• _Activity_: Character for character, give back every line below.

===== Extracted entries =====

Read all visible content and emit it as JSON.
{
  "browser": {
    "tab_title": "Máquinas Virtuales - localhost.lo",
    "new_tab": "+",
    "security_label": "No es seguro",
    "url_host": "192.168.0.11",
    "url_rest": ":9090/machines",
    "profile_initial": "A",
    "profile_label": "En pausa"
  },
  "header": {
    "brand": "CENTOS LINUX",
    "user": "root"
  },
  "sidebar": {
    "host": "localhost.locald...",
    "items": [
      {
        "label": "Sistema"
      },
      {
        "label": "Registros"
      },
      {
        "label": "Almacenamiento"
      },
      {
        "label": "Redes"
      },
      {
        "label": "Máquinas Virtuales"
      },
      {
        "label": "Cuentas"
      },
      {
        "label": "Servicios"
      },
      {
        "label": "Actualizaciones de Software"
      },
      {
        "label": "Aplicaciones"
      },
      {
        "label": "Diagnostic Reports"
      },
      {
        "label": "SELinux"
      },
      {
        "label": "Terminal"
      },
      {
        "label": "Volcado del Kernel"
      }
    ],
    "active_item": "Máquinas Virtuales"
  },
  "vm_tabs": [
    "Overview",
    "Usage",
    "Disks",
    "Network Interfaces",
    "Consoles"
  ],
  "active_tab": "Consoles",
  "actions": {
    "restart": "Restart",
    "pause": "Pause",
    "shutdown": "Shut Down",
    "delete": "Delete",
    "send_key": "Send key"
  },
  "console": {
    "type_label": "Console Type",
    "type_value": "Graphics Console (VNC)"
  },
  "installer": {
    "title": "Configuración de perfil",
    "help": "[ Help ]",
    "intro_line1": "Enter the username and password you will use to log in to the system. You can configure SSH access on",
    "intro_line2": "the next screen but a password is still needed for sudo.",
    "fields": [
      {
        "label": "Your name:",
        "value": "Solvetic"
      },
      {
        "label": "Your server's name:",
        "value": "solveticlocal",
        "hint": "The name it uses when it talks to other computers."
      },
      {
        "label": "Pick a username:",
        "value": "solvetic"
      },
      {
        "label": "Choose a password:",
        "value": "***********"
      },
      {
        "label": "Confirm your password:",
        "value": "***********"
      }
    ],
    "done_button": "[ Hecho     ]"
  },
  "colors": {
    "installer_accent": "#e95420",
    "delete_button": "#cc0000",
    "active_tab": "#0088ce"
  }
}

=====

• _Reply_:
Read all visible content and emit it as JSON.
{
  "browser": {
    "tab_title": "Máquinas Virtuales - localhost.lo",
    "new_tab": "+",
    "security_label": "No es seguro",
    "url_host": "192.168.0.11",
    "url_rest": ":9090/machines",
    "profile_initial": "A",
    "profile_label": "En pausa"
  },
  "header": {
    "brand": "CENTOS LINUX",
    "user": "root"
  },
  "sidebar": {
    "host": "localhost.locald...",
    "items": [
      {
        "label": "Sistema"
      },
      {
        "label": "Registros"
      },
      {
        "label": "Almacenamiento"
      },
      {
        "label": "Redes"
      },
      {
        "label": "Máquinas Virtuales"
      },
      {
        "label": "Cuentas"
      },
      {
        "label": "Servicios"
      },
      {
        "label": "Actualizaciones de Software"
      },
      {
        "label": "Aplicaciones"
      },
      {
        "label": "Diagnostic Reports"
      },
      {
        "label": "SELinux"
      },
      {
        "label": "Terminal"
      },
      {
        "label": "Volcado del Kernel"
      }
    ],
    "active_item": "Máquinas Virtuales"
  },
  "vm_tabs": [
    "Overview",
    "Usage",
    "Disks",
    "Network Interfaces",
    "Consoles"
  ],
  "active_tab": "Consoles",
  "actions": {
    "restart": "Restart",
    "pause": "Pause",
    "shutdown": "Shut Down",
    "delete": "Delete",
    "send_key": "Send key"
  },
  "console": {
    "type_label": "Console Type",
    "type_value": "Graphics Console (VNC)"
  },
  "installer": {
    "title": "Configuración de perfil",
    "help": "[ Help ]",
    "intro_line1": "Enter the username and password you will use to log in to the system. You can configure SSH access on",
    "intro_line2": "the next screen but a password is still needed for sudo.",
    "fields": [
      {
        "label": "Your name:",
        "value": "Solvetic"
      },
      {
        "label": "Your server's name:",
        "value": "solveticlocal",
        "hint": "The name it uses when it talks to other computers."
      },
      {
        "label": "Pick a username:",
        "value": "solvetic"
      },
      {
        "label": "Choose a password:",
        "value": "***********"
      },
      {
        "label": "Confirm your password:",
        "value": "***********"
      }
    ],
    "done_button": "[ Hecho     ]"
  },
  "colors": {
    "installer_accent": "#e95420",
    "delete_button": "#cc0000",
    "active_tab": "#0088ce"
  }
}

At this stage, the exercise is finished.